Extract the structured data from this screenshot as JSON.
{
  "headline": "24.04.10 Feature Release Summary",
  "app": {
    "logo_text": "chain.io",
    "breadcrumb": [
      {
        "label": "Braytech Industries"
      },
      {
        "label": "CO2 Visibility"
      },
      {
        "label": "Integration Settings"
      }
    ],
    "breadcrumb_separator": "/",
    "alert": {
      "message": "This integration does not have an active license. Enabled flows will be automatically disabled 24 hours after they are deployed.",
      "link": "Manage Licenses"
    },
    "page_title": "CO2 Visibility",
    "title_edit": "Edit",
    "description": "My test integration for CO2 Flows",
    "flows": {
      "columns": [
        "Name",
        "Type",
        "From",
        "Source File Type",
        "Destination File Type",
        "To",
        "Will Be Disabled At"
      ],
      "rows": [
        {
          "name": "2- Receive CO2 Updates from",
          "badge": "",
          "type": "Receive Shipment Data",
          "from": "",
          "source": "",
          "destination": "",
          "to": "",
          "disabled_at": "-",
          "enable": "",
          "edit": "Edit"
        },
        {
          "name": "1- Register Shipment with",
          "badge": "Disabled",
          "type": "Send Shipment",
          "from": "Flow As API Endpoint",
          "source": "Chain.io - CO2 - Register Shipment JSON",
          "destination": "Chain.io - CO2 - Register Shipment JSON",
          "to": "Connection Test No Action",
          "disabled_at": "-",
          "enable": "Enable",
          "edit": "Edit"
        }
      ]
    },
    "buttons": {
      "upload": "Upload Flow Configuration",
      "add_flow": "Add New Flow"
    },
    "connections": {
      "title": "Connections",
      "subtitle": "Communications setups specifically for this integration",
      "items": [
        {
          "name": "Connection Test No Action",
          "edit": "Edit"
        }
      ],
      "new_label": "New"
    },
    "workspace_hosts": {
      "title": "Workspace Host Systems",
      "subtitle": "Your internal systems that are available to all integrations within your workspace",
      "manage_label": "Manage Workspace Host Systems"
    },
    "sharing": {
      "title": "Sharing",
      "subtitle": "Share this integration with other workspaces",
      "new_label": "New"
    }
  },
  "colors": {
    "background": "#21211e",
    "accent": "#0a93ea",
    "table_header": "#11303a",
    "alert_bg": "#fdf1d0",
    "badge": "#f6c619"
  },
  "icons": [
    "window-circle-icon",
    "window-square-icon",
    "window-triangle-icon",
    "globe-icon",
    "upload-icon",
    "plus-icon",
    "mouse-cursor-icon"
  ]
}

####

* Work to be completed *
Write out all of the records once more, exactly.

* Result of this exercise *
Extract the structured data from this screenshot as JSON.
{
  "headline": "24.04.10 Feature Release Summary",
  "app": {
    "logo_text": "chain.io",
    "breadcrumb": [
      {
        "label": "Braytech Industries"
      },
      {
        "label": "CO2 Visibility"
      },
      {
        "label": "Integration Settings"
      }
    ],
    "breadcrumb_separator": "/",
    "alert": {
      "message": "This integration does not have an active license. Enabled flows will be automatically disabled 24 hours after they are deployed.",
      "link": "Manage Licenses"
    },
    "page_title": "CO2 Visibility",
    "title_edit": "Edit",
    "description": "My test integration for CO2 Flows",
    "flows": {
      "columns": [
        "Name",
        "Type",
        "From",
        "Source File Type",
        "Destination File Type",
        "To",
        "Will Be Disabled At"
      ],
      "rows": [
        {
          "name": "2- Receive CO2 Updates from",
          "badge": "",
          "type": "Receive Shipment Data",
          "from": "",
          "source": "",
          "destination": "",
          "to": "",
          "disabled_at": "-",
          "enable": "",
          "edit": "Edit"
        },
        {
          "name": "1- Register Shipment with",
          "badge": "Disabled",
          "type": "Send Shipment",
          "from": "Flow As API Endpoint",
          "source": "Chain.io - CO2 - Register Shipment JSON",
          "destination": "Chain.io - CO2 - Register Shipment JSON",
          "to": "Connection Test No Action",
          "disabled_at": "-",
          "enable": "Enable",
          "edit": "Edit"
        }
      ]
    },
    "buttons": {
      "upload": "Upload Flow Configuration",
      "add_flow": "Add New Flow"
    },
    "connections": {
      "title": "Connections",
      "subtitle": "Communications setups specifically for this integration",
      "items": [
        {
          "name": "Connection Test No Action",
          "edit": "Edit"
        }
      ],
      "new_label": "New"
    },
    "workspace_hosts": {
      "title": "Workspace Host Systems",
      "subtitle": "Your internal systems that are available to all integrations within your workspace",
      "manage_label": "Manage Workspace Host Systems"
    },
    "sharing": {
      "title": "Sharing",
      "subtitle": "Share this integration with other workspaces",
      "new_label": "New"
    }
  },
  "colors": {
    "background": "#21211e",
    "accent": "#0a93ea",
    "table_header": "#11303a",
    "alert_bg": "#fdf1d0",
    "badge": "#f6c619"
  },
  "icons": [
    "window-circle-icon",
    "window-square-icon",
    "window-triangle-icon",
    "globe-icon",
    "upload-icon",
    "plus-icon",
    "mouse-cursor-icon"
  ]
}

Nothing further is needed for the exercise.